The post has been up for some time, but Charles Sullivan’s site has a list of links to where full texts of several several older Greek lexica can be found online.
Earlier this month, Rick Brannan posted an analysis of the most frequently cited in a selection of systematic theologies. Rick has since made available on his blog the bibliography of systematic theologies that fed this analysis.
Meanwhile, Christianity Today picked up the post for further discussion. According to CT,
Perhaps most interesting—and potentially disturbing—is the dearth of Old Testament references among the 100 most-cited verses. This raises the question of whether the Old Testament is necessary for Christian theology, and whether it should be included in systematic theology more often.
Is such a strong preference for the same key verses, especially those in the New Testament, a problem in systematic theology? CT asked experts to weigh in.
There then follows a paragraph each from Kevin Vanhoozer, Craig Keener, John Stackhause, Michael Bird, Michael Allen, and William Dyrness.
Now Brannan has followed up at theLAB with the promised corresponding analysis for biblical theologies. This new analysis comments in part,
What is immediately striking to me is the frequency of Old Testament references. Systematic theologies had nine OT references in the top 100. In Biblical theologies, seven of the top ten references are from the Old Testament, and 29 of the top 100.
Twenty-nine is markedly larger than nine. But, the still-substantial slant to the New Testament perhaps suggests a tendency to do primarily “New Testament biblical theology” in practice, if not always in title. As a balancing resource, perhaps we need a new sub-publishing genre of “Old Testament biblical theology”?
Since the last time I mentioned the Journal of Greco-Roman Christianity and Judaism, several new articles have been posted to the 2016 volume. These are:
- Preston T. Massey, “Women, Talking and Silence: 1 Corinthians 11.5 and 14.34-35 in the Light of Greco-Roman Culture
- Hughson T. Ong, “The Language of the New Testament from a Sociolinguistic Perspective”
- Jonathan M. Watt Geneva, “Semitic Language Resources of Ancient Jewish Palestine”
- Stanley E. Porter, “The Use of Greek in First-Century Palestine: A Diachronic and Synchronic Examination”
For context, the latter three essays are introduced by the additional entry “The Languages Of First-Century Palestine: An Introduction To Three Papers.”
For the essays or to subscribe to the JGRChJ feed, please see the JGRChJ website.
HT: Rick Brannan

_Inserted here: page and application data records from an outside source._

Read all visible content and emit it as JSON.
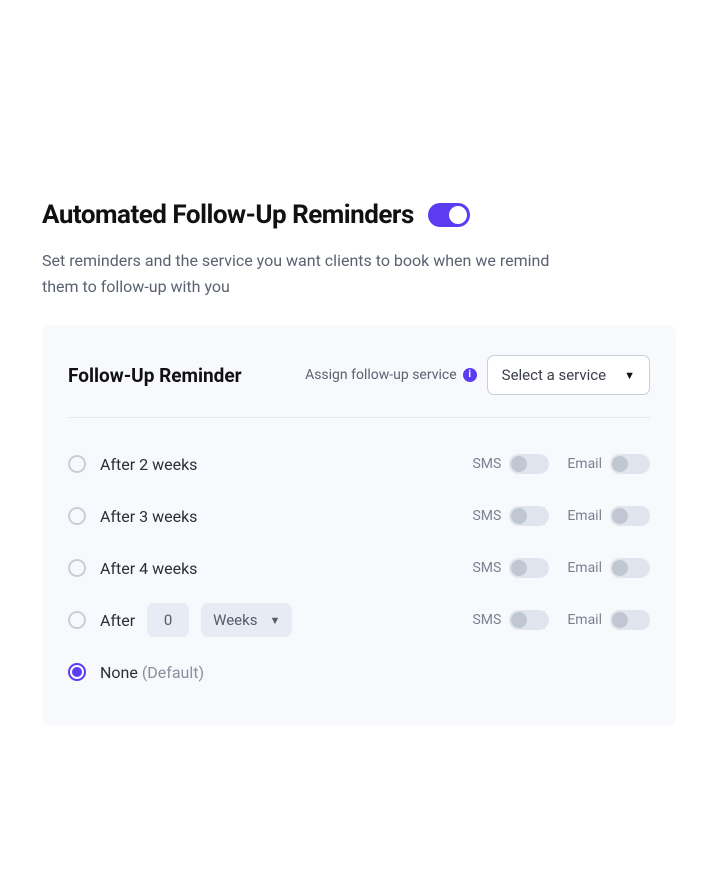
{
  "header": {
    "title": "Automated Follow-Up Reminders",
    "toggle_on": true
  },
  "subtitle": "Set reminders and the service you want clients to book when we remind them to follow-up with you",
  "panel": {
    "section_title": "Follow-Up Reminder",
    "assign_label": "Assign follow-up service",
    "service_select_placeholder": "Select a service"
  },
  "options": [
    {
      "label": "After 2 weeks",
      "selected": false,
      "has_channels": true
    },
    {
      "label": "After 3 weeks",
      "selected": false,
      "has_channels": true
    },
    {
      "label": "After 4 weeks",
      "selected": false,
      "has_channels": true
    }
  ],
  "custom_option": {
    "prefix": "After",
    "value": "0",
    "unit": "Weeks",
    "selected": false
  },
  "none_option": {
    "label": "None",
    "default_tag": "(Default)",
    "selected": true
  },
  "channel_labels": {
    "sms": "SMS",
    "email": "Email"
  }
}
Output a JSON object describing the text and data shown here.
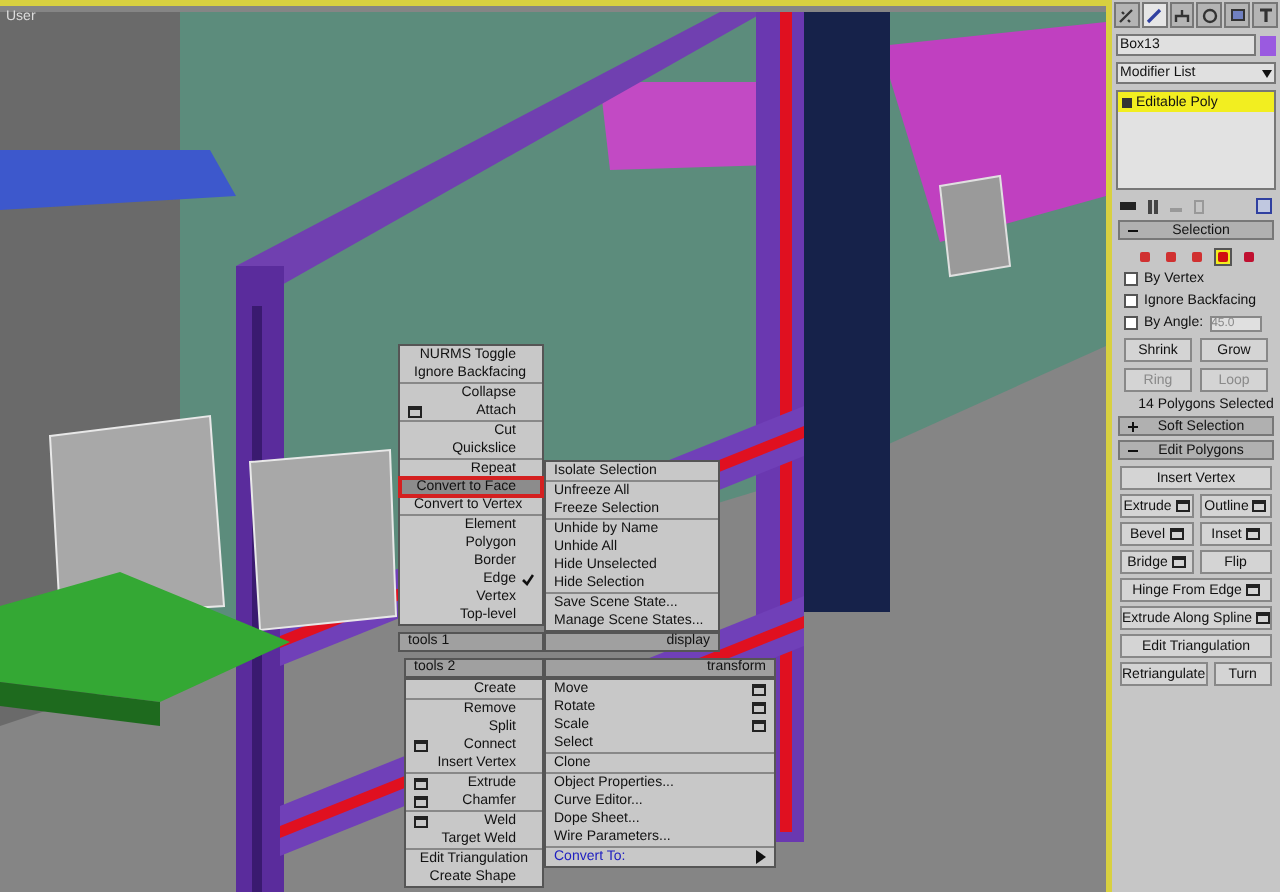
{
  "viewport": {
    "label": "User"
  },
  "quad_menu": {
    "tools_1": {
      "header": "tools 1",
      "groups": [
        [
          {
            "label": "NURMS Toggle",
            "settings": false,
            "selected": false,
            "checked": false
          },
          {
            "label": "Ignore Backfacing",
            "settings": false,
            "selected": false,
            "checked": false
          }
        ],
        [
          {
            "label": "Collapse",
            "settings": false,
            "selected": false,
            "checked": false
          },
          {
            "label": "Attach",
            "settings": true,
            "selected": false,
            "checked": false
          }
        ],
        [
          {
            "label": "Cut",
            "settings": false,
            "selected": false,
            "checked": false
          },
          {
            "label": "Quickslice",
            "settings": false,
            "selected": false,
            "checked": false
          }
        ],
        [
          {
            "label": "Repeat",
            "settings": false,
            "selected": false,
            "checked": false
          },
          {
            "label": "Convert to Face",
            "settings": false,
            "selected": true,
            "checked": false
          },
          {
            "label": "Convert to Vertex",
            "settings": false,
            "selected": false,
            "checked": false
          }
        ],
        [
          {
            "label": "Element",
            "settings": false,
            "selected": false,
            "checked": false
          },
          {
            "label": "Polygon",
            "settings": false,
            "selected": false,
            "checked": false
          },
          {
            "label": "Border",
            "settings": false,
            "selected": false,
            "checked": false
          },
          {
            "label": "Edge",
            "settings": false,
            "selected": false,
            "checked": true
          },
          {
            "label": "Vertex",
            "settings": false,
            "selected": false,
            "checked": false
          },
          {
            "label": "Top-level",
            "settings": false,
            "selected": false,
            "checked": false
          }
        ]
      ]
    },
    "display": {
      "header": "display",
      "groups": [
        [
          {
            "label": "Isolate Selection"
          }
        ],
        [
          {
            "label": "Unfreeze All"
          },
          {
            "label": "Freeze Selection"
          }
        ],
        [
          {
            "label": "Unhide by Name"
          },
          {
            "label": "Unhide All"
          },
          {
            "label": "Hide Unselected"
          },
          {
            "label": "Hide Selection"
          }
        ],
        [
          {
            "label": "Save Scene State..."
          },
          {
            "label": "Manage Scene States..."
          }
        ]
      ]
    },
    "tools_2": {
      "header": "tools 2",
      "groups": [
        [
          {
            "label": "Create",
            "settings": false
          }
        ],
        [
          {
            "label": "Remove",
            "settings": false
          },
          {
            "label": "Split",
            "settings": false
          },
          {
            "label": "Connect",
            "settings": true
          },
          {
            "label": "Insert Vertex",
            "settings": false
          }
        ],
        [
          {
            "label": "Extrude",
            "settings": true
          },
          {
            "label": "Chamfer",
            "settings": true
          }
        ],
        [
          {
            "label": "Weld",
            "settings": true
          },
          {
            "label": "Target Weld",
            "settings": false
          }
        ],
        [
          {
            "label": "Edit Triangulation",
            "settings": false
          },
          {
            "label": "Create Shape",
            "settings": false
          }
        ]
      ]
    },
    "transform": {
      "header": "transform",
      "groups": [
        [
          {
            "label": "Move",
            "settings": true,
            "submenu": false
          },
          {
            "label": "Rotate",
            "settings": true,
            "submenu": false
          },
          {
            "label": "Scale",
            "settings": true,
            "submenu": false
          },
          {
            "label": "Select",
            "settings": false,
            "submenu": false
          }
        ],
        [
          {
            "label": "Clone",
            "settings": false,
            "submenu": false
          }
        ],
        [
          {
            "label": "Object Properties...",
            "settings": false,
            "submenu": false
          },
          {
            "label": "Curve Editor...",
            "settings": false,
            "submenu": false
          },
          {
            "label": "Dope Sheet...",
            "settings": false,
            "submenu": false
          },
          {
            "label": "Wire Parameters...",
            "settings": false,
            "submenu": false
          }
        ],
        [
          {
            "label": "Convert To:",
            "settings": false,
            "submenu": true
          }
        ]
      ]
    }
  },
  "command_panel": {
    "tabs": [
      {
        "kind": "create",
        "selected": false
      },
      {
        "kind": "modify",
        "selected": true
      },
      {
        "kind": "hierarchy",
        "selected": false
      },
      {
        "kind": "motion",
        "selected": false
      },
      {
        "kind": "display",
        "selected": false
      },
      {
        "kind": "utilities",
        "selected": false
      }
    ],
    "object_name": "Box13",
    "modifier_list": "Modifier List",
    "stack": [
      {
        "label": "Editable Poly",
        "selected": true
      }
    ],
    "selection": {
      "title": "Selection",
      "expanded": true,
      "levels": [
        {
          "kind": "vertex",
          "selected": false
        },
        {
          "kind": "edge",
          "selected": false
        },
        {
          "kind": "border",
          "selected": false
        },
        {
          "kind": "polygon",
          "selected": true
        },
        {
          "kind": "element",
          "selected": false
        }
      ],
      "options": [
        {
          "label": "By Vertex",
          "checked": false
        },
        {
          "label": "Ignore Backfacing",
          "checked": false
        }
      ],
      "by_angle": {
        "label": "By Angle:",
        "checked": false,
        "value": "45.0"
      },
      "buttons": [
        {
          "label": "Shrink",
          "disabled": false
        },
        {
          "label": "Grow",
          "disabled": false
        },
        {
          "label": "Ring",
          "disabled": true
        },
        {
          "label": "Loop",
          "disabled": true
        }
      ],
      "status": "14 Polygons Selected"
    },
    "soft_selection": {
      "title": "Soft Selection",
      "expanded": false
    },
    "edit_polygons": {
      "title": "Edit Polygons",
      "expanded": true,
      "rows": [
        [
          {
            "label": "Insert Vertex",
            "settings": false
          }
        ],
        [
          {
            "label": "Extrude",
            "settings": true
          },
          {
            "label": "Outline",
            "settings": true
          }
        ],
        [
          {
            "label": "Bevel",
            "settings": true
          },
          {
            "label": "Inset",
            "settings": true
          }
        ],
        [
          {
            "label": "Bridge",
            "settings": true
          },
          {
            "label": "Flip",
            "settings": false
          }
        ],
        [
          {
            "label": "Hinge From Edge",
            "settings": true
          }
        ],
        [
          {
            "label": "Extrude Along Spline",
            "settings": true
          }
        ],
        [
          {
            "label": "Edit Triangulation",
            "settings": false
          }
        ],
        [
          {
            "label": "Retriangulate",
            "settings": false
          },
          {
            "label": "Turn",
            "settings": false
          }
        ]
      ]
    }
  }
}
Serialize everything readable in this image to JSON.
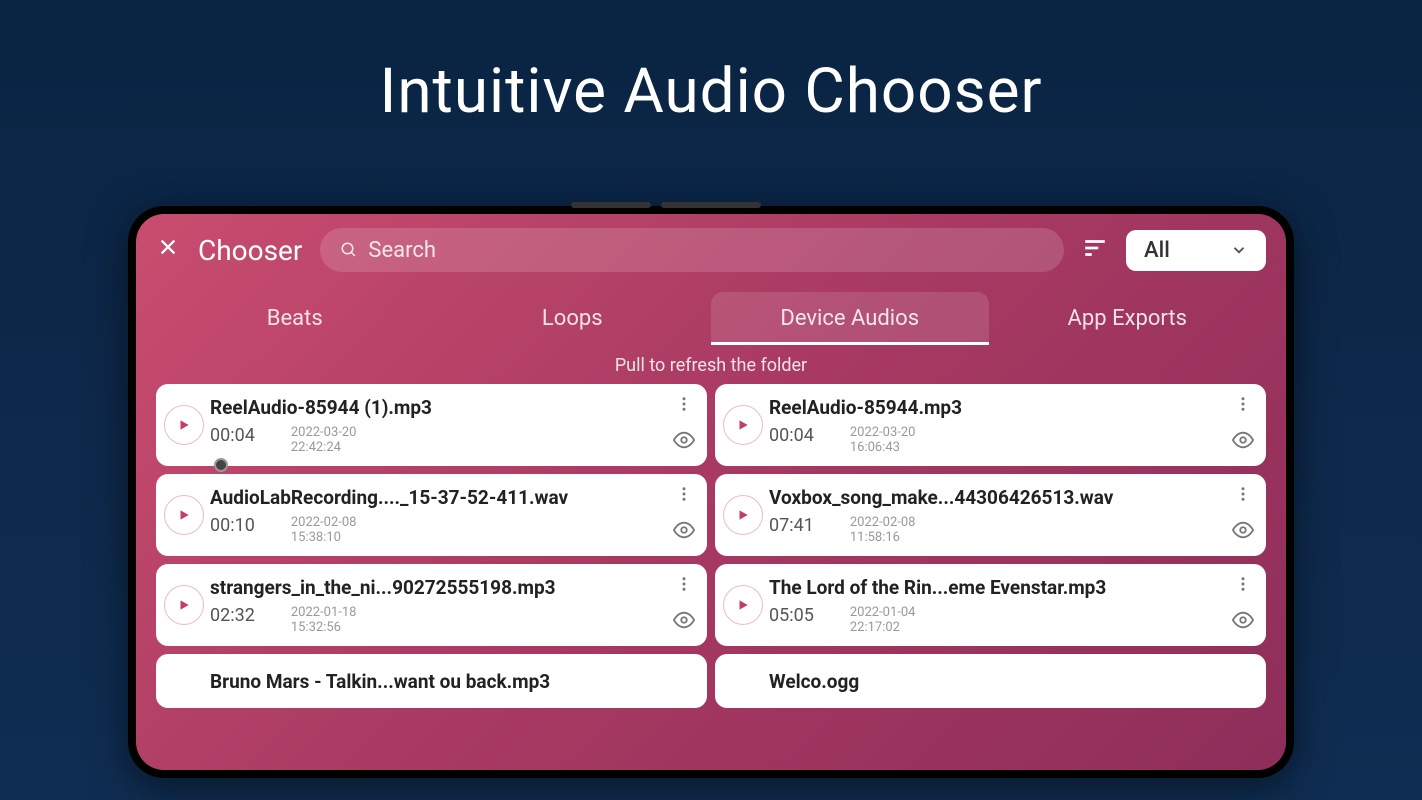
{
  "pageTitle": "Intuitive Audio Chooser",
  "topBar": {
    "title": "Chooser",
    "searchPlaceholder": "Search",
    "dropdownValue": "All"
  },
  "tabs": [
    {
      "label": "Beats",
      "active": false
    },
    {
      "label": "Loops",
      "active": false
    },
    {
      "label": "Device Audios",
      "active": true
    },
    {
      "label": "App Exports",
      "active": false
    }
  ],
  "pullText": "Pull to refresh the folder",
  "cards": [
    {
      "filename": "ReelAudio-85944 (1).mp3",
      "duration": "00:04",
      "date": "2022-03-20",
      "time": "22:42:24",
      "hasProgress": true
    },
    {
      "filename": "ReelAudio-85944.mp3",
      "duration": "00:04",
      "date": "2022-03-20",
      "time": "16:06:43",
      "hasProgress": false
    },
    {
      "filename": "AudioLabRecording...._15-37-52-411.wav",
      "duration": "00:10",
      "date": "2022-02-08",
      "time": "15:38:10",
      "hasProgress": false
    },
    {
      "filename": "Voxbox_song_make...44306426513.wav",
      "duration": "07:41",
      "date": "2022-02-08",
      "time": "11:58:16",
      "hasProgress": false
    },
    {
      "filename": "strangers_in_the_ni...90272555198.mp3",
      "duration": "02:32",
      "date": "2022-01-18",
      "time": "15:32:56",
      "hasProgress": false
    },
    {
      "filename": "The Lord of the Rin...eme Evenstar.mp3",
      "duration": "05:05",
      "date": "2022-01-04",
      "time": "22:17:02",
      "hasProgress": false
    },
    {
      "filename": "Bruno Mars - Talkin...want ou back.mp3",
      "partial": true
    },
    {
      "filename": "Welco.ogg",
      "partial": true
    }
  ]
}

At theLAB, Rick Brannan has an interesting post about the most frequently cited verses in a selection of systematic theologies. Especially by comparison with the size of the two testaments, New Testament references vastly outnumber Old Testament references (90% to 10% in the top 100 most frequently cited texts). As a supplement to the analysis, it might also be interesting to see a bibliography of the exact systematic theologies involved in the accounting would be interesting, as well as whether there would be some way of calculating whether the sample size is large enough to be statistically significant (e.g., within the publication date ranges represented).
Rick promises “a follow-up post that uses the same approach to Biblical Theologies.” That post is sure to provide some interesting results too. Meanwhile, see the full text of Rick’s post at theLAB.
Stemming from the release of the second edition of Jesus and the Eyewitnesses: The Gospels as Eyewitness Testimony (Eerdmans, 2017), the EerdCast has a new 48-minute interview with Richard Bauckham.
HT: Rick Brannan. For other discussion of Jesus and the Eyewitnesses, see “Bauckham, ‘Jesus and the Eyewitnesses’ (2nd ed.),” “Bauckham on the Gospels as Historical Sources,” and “Gospel and Testimony.”
Geoffrey Smith has made available offprints of new transcriptions for 5258 (132), containing fragments of Eph 3:21–4:2, and 5259 (133), containing fragments of 1 Tim 3:13–4:8. Dated to the third century, 5259 (133) is the earliest published witness to 1 Timothy.